The Covid-19 pandemic has made a deep and lasting impression on the lives of millions of people, endangering not only their health but their livelihoods as well. As the world begins to contract and borders are closed, whole industry sectors have been devasated to an extent unimaginable even at the start of the year.

Arguably no part of the economy has been more devastated by the hospitality, travel and leisure sector due to international travel restrictions, laws on social distancing and rapidly changing government responses to a rapidly evolving health situation, Support packages and furlough schemes have helped cushion some of the blows, but many smaller, and even such larger companies, will not survive, and many who work in this sector face a very uncertain future.

Of course, the picture is not unremittingly black. Some businesses have actually thrived during the lockdown, particularly those in the digital space. Amazon, for example, reported its biggest profits in its history at the end of July, with third-quarter earnings and sales exceeding all analysts’ expectations.

People forced to spend more time at home or by themselves are turning to the internet, which means for example that an online casino in Ireland can expect 2020 to be a bumper year. That is not necessarily a good thing. A UK survey has recently revealed that 52% of online gamblers increased the amount they spent during national lockdown as a way of reliving the boredom. And that includes one in five problem gamblers, and a 12% increase from those who identified themselves as moderate gamblers.

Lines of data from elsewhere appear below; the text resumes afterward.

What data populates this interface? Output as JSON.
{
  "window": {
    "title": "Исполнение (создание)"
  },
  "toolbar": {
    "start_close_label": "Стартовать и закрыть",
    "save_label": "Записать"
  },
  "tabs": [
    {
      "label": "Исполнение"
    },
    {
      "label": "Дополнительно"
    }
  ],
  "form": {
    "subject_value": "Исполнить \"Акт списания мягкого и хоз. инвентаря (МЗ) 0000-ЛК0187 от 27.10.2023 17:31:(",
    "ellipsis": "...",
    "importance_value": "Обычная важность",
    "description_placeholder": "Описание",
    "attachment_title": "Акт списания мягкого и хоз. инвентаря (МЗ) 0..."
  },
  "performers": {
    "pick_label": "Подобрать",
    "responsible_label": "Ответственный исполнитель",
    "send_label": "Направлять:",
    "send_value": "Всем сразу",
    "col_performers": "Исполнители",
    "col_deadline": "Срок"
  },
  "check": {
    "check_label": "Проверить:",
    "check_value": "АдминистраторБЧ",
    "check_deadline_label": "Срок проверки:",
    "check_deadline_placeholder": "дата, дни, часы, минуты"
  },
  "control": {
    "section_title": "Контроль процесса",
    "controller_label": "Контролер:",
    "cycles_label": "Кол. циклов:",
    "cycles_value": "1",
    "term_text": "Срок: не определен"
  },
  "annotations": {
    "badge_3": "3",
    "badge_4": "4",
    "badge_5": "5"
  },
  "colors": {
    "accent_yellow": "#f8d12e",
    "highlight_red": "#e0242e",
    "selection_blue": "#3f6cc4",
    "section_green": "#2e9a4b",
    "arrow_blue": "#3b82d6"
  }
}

This switch to online consumption is likely to continue. Already the health minister in Scotland has advised people there to prepare for a digital Christmas, with family celebrations likely to be conducted on Zoom.

Nor is there likely to be any upside soon. French President Emmanuel Macron has warned his citizens that they will be fighting the virus at least until the middle of next year, whilst the US has just recorded a record daily high of Covid-19 cases.

Globally, the economic impact of the pandemic on the hospitality, travel and leisure sectors is likely to be truly staggering.

Take tourism, which currently accounts for 10% of global GDP. The World Travel and Tourism Council (WT&TC) has estimated that the pandemic could cost nearly 50 million jobs world-wide, in the travel and tourism industry, with Asia likely to suffer the greatest impact with 30 million jobs at risk.

Meanwhile, another study has suggested the loss of travel related economic output in 2020 will be US $910 billion – that is seven times greater than the post 9/11 impact.

All this means that, when the world finally emerges on the other side of the pandemic, and people are able to travel once more, they are likely to face a reduced choice. Their favourite airline might not exist anymore, their preferred hotel will remain shuttered, and many of the pubs, bars, cafes and restaurants they liked to visit will just be historical memories.

And it may also extend into the sporting arena, where hundreds of clubs and sporting associations which have been bedrocks of local communities for years may simply disappear.

In September FIFA predicted that the pandemic will cost the sport of football US $14 billion this year – that is a third of the game’s global economic value. When those losses are projected on to all the other sports and leisure activities, then the numbers become truly mind-boggling.

In summary, apart from the immense cost to people’s physical and mental health, the pandemic is likely to cause almost incalculable damage to the hospitality, travel and leisure sector. There will be some winners, but there will be hundreds of thousands of losers.